6 Tips to Improve Your Machine Shop's CapEx Budget Process
Accurate budgeting has never been more important. Get advice on how small manufacturing companies can budget more effectively for capital expenditures.
Most of us are running leaner these days in an effort to contain costs. Many small manufacturers are also taking a different approach to the CapEx budget process, looking beyond price tags to consider how the purchase drives value to your operation. Here are six ways you can improve the budgeting process for your small manufacturing company:
Evolve Your Scenario Planning
Because CapEx purchases have long lives and long paths to payback, scenario planning is a common budgeting and forecasting practice. It makes sense to adapt the traditional scenarios (unchanged, economic downturn and an economic uptick) to include disruptive new competitors, changes in commodities prices and various estimates for how long the pandemic will last. Updated scenario planning puts your capital expenditures in a real-world context so you can understand the impact of the buy more clearly. Check out this scenario planning tool.
Look Beyond Replacement

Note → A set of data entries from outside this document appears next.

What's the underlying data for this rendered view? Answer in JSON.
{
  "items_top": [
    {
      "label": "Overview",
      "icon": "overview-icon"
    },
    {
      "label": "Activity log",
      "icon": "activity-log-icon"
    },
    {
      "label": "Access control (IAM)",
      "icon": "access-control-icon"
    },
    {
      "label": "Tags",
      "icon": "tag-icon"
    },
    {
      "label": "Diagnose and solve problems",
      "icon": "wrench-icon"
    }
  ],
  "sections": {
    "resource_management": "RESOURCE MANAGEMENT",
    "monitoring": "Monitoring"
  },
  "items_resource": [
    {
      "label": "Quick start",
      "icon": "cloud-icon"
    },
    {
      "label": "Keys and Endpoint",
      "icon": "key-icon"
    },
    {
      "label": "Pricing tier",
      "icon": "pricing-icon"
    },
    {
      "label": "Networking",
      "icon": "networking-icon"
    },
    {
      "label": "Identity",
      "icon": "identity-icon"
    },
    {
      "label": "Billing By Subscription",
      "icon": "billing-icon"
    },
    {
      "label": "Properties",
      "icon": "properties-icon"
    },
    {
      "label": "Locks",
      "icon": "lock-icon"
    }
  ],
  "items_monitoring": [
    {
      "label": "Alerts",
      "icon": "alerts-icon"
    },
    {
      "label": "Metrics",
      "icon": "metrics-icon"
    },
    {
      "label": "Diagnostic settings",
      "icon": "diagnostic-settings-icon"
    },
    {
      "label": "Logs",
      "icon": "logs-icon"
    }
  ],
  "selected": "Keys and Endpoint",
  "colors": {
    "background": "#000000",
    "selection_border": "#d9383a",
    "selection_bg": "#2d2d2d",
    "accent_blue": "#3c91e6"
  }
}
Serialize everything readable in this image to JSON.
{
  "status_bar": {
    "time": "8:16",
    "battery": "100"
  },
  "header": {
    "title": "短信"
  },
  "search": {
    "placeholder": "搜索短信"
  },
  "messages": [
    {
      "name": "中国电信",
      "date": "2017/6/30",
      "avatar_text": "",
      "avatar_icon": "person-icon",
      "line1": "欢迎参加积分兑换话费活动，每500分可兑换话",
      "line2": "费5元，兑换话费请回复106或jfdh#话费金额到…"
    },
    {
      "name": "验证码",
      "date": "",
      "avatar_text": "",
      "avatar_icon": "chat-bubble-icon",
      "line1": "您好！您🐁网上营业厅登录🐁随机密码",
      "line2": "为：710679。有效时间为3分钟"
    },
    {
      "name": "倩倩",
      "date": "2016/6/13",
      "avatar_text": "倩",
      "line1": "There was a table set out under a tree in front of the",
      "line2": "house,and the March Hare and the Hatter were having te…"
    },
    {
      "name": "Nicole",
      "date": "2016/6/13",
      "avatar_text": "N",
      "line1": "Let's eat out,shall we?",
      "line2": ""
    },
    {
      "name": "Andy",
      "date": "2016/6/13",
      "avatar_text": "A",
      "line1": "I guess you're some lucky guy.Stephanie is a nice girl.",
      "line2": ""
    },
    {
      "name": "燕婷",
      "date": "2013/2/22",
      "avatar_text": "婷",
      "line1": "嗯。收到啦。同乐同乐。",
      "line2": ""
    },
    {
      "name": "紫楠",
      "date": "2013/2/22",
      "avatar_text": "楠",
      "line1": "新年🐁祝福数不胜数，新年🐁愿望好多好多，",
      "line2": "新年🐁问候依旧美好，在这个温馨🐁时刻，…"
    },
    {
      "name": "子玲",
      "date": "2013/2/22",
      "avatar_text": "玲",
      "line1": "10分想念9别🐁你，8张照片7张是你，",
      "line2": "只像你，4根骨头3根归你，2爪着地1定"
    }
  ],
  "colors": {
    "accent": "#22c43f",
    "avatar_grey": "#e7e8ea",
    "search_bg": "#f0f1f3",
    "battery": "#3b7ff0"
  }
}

It’s tempting to focus only on old or outdated equipment that doesn’t perform well or can’t meet new requirements. But investing in new equipment and technology can boost your business’ overall performance with new products and capabilities. For example, we’re seeing increased demand for inspection equipment, 5-axis, 4-axis, live-action lathe, wire EDM, and waterjet or laser cutting machines. Investing in these assets could attract more diverse jobs to grow your business. New technology can yield gains in productivity and accuracy, and improving safety via more sensitive sensors and automation or robotics that complete repetitive or dangerous tasks. Watch our video on the best machines to buy.
Budget for Business Value
Value-based budgeting is an exercise that prompts us to look at each purchase on its merits – will it help us reduce production time, RMAs or waste; can it help us lower related costs or risk; could it give us a competitive advantage or improve customer retention; what happens if we defer the purchase? Evaluating potential purchases based on their value to the company allows us to prioritize purchases and make better decisions. Read up on VBB.
Factor in Related Costs and Benefits
One of the more common mistakes we make in the budgeting process is overlooking associated impacts. Indirect costs associated with CapEx purchases include: employee training, tech infrastructure upgrades or maintenance contracts or suspended operations during installation. Indirect spend is a crucial part of the total cost of ownership and capital and must be included to create an accurate assessment of value. Similarly, those benefits identified within a VBB exercise should also be factored in to determine true ROI. Learn more about indirect costs.
Establish Measurable Goals and Outcomes
As long as we’re talking about benefits, make ROI tracking and value assessment easier by attaching measurable goals and outcomes to each CapEx item. For example, if you expect a piece of equipment or software to increase productivity without increasing headcount, quantify the gain. If you'd be able to reduce rejects, returns and refunds, set a goal for each. This process creates a value-based mindset for budgeting and gathers data to justify the spend or support a change in priorities.
Consider Innovative Financing Options
Traditional ways of funding CapEx don’t make sense for every operation. Investigate new options to pay for what you need. For example, the Xometry Advance card gives shop owners instant access to 50% (subject to terms and conditions) of the value of eligible Xometry jobs.
Executing on even one of these ideas can make your CapEx budget process more effective and efficient. And improvements in budgeting and planning position you to make smarter decisions that strengthen your financial situation and fuel your success.
DISCLAIMER: This information is provided for general informational purposes only and should not be considered as offering individualized financial advice or as a substitute for financial advice from a professional familiar with your individual circumstances. Xometry expressly recommends that you always consult an accountant, banker and/or financial advisor for guidance on specific issues related to your business.